▶ **PROMPT**
Nothing but the line containing "Serialize everything readable" and the lines after it in the entries below should appear, each repeated exactly.

▶ **Extracted records**
- - -
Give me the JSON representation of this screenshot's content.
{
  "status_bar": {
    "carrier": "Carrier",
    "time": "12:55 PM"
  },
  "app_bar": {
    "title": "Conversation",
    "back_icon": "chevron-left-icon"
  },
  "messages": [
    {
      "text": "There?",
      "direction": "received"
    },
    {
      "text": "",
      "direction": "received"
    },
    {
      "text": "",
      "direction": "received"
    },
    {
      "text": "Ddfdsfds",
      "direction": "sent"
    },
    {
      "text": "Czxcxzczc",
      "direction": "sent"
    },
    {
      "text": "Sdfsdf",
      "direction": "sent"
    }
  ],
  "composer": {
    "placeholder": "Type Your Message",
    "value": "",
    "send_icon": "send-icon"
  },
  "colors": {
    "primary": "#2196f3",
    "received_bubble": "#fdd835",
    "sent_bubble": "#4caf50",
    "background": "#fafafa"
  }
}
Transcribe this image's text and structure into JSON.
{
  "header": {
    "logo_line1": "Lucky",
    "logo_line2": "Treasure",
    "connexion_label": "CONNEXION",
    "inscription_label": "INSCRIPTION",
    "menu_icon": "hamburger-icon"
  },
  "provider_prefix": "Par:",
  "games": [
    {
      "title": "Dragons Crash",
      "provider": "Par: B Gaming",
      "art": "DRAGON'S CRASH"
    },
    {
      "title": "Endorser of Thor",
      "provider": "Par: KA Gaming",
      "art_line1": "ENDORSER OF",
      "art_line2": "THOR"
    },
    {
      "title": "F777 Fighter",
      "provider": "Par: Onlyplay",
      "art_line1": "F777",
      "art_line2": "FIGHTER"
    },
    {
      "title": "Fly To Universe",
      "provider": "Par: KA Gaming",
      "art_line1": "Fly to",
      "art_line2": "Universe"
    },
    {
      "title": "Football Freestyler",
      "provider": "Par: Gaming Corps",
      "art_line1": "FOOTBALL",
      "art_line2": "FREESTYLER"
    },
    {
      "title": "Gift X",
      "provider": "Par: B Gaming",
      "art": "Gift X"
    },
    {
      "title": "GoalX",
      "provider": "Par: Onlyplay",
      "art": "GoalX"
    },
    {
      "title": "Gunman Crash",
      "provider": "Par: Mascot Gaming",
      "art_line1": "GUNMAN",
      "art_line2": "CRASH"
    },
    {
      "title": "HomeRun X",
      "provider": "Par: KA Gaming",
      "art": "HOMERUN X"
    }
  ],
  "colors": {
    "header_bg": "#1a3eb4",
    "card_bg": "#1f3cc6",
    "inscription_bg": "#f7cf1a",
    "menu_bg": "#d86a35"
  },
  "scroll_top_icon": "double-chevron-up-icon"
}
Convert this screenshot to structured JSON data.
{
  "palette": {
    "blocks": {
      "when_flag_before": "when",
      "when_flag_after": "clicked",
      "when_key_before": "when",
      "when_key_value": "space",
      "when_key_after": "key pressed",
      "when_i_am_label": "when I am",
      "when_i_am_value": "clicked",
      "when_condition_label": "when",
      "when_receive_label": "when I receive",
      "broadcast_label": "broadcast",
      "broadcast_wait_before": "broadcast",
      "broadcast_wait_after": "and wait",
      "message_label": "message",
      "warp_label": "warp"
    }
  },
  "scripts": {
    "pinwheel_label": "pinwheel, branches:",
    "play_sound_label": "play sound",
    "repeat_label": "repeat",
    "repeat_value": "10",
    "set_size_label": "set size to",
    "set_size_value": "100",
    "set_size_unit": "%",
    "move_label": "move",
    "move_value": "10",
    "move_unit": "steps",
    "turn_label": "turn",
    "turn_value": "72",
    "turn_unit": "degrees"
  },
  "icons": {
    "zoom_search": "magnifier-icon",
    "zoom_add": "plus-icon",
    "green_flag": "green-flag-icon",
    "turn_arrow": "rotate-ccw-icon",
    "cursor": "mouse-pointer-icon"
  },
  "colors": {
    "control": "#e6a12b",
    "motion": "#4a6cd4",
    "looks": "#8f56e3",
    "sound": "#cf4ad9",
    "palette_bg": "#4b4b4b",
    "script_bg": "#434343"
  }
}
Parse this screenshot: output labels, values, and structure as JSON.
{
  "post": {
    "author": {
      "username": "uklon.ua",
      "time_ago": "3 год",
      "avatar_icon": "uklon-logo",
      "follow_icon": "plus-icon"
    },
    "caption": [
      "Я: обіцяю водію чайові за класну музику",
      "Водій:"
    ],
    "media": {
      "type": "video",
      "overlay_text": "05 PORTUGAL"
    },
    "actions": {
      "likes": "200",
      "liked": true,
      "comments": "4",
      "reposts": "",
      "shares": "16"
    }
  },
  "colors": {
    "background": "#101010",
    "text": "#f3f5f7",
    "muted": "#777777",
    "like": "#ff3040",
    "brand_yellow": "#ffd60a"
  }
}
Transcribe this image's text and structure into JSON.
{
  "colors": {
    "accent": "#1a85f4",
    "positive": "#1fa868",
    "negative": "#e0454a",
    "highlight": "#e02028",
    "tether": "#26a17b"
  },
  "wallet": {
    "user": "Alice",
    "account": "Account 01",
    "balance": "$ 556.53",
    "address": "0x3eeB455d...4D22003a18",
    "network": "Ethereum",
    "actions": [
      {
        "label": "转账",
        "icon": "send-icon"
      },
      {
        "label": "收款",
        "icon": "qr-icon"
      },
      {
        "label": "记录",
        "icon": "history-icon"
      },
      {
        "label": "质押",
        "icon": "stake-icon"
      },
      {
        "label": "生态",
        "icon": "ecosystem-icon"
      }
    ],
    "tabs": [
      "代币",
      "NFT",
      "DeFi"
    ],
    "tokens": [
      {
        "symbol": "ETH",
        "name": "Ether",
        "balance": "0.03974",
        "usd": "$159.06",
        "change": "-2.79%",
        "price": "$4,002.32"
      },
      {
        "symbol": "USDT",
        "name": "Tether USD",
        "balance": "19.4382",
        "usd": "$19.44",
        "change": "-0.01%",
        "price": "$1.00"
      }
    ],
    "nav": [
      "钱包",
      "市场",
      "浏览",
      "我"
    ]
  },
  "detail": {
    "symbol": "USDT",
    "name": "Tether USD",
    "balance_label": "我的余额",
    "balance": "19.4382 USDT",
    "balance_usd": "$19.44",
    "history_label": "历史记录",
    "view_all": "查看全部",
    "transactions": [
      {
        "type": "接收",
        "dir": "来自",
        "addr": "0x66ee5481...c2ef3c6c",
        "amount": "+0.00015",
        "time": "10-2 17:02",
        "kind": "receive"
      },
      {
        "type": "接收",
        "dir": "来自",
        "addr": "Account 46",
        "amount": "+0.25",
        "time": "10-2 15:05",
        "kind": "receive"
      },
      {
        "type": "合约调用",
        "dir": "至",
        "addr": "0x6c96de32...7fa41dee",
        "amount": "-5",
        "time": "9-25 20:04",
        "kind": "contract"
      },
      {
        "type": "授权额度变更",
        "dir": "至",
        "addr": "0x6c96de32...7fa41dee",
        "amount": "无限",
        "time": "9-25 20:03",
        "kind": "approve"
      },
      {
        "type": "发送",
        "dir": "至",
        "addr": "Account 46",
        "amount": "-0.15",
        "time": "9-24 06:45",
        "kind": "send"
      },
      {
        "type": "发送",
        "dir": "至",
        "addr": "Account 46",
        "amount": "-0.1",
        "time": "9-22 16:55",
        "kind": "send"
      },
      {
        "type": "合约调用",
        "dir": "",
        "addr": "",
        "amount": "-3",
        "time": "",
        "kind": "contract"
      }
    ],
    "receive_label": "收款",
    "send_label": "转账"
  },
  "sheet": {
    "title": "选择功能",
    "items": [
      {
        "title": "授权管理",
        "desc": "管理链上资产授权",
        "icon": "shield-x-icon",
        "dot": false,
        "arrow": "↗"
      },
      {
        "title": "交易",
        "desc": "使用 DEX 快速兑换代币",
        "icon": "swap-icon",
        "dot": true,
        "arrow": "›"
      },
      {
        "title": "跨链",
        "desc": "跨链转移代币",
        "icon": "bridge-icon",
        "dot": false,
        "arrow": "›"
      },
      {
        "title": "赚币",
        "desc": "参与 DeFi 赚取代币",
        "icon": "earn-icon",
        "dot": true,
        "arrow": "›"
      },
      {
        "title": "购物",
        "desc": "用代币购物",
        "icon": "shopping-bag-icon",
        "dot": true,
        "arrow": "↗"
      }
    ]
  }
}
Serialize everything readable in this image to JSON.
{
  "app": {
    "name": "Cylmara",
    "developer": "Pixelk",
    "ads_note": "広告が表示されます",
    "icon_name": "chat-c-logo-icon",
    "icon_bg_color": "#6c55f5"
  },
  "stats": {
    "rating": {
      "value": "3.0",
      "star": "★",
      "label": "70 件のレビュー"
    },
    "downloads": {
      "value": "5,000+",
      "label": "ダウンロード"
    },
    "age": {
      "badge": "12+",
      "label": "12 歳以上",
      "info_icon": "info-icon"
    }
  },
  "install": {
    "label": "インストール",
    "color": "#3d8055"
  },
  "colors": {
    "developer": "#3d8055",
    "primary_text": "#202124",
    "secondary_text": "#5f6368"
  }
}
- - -
▶ **TASK OUTPUT**
Serialize everything readable in this image to JSON.
{
  "app": {
    "name": "Cylmara",
    "developer": "Pixelk",
    "ads_note": "広告が表示されます",
    "icon_name": "chat-c-logo-icon",
    "icon_bg_color": "#6c55f5"
  },
  "stats": {
    "rating": {
      "value": "3.0",
      "star": "★",
      "label": "70 件のレビュー"
    },
    "downloads": {
      "value": "5,000+",
      "label": "ダウンロード"
    },
    "age": {
      "badge": "12+",
      "label": "12 歳以上",
      "info_icon": "info-icon"
    }
  },
  "install": {
    "label": "インストール",
    "color": "#3d8055"
  },
  "colors": {
    "developer": "#3d8055",
    "primary_text": "#202124",
    "secondary_text": "#5f6368"
  }
}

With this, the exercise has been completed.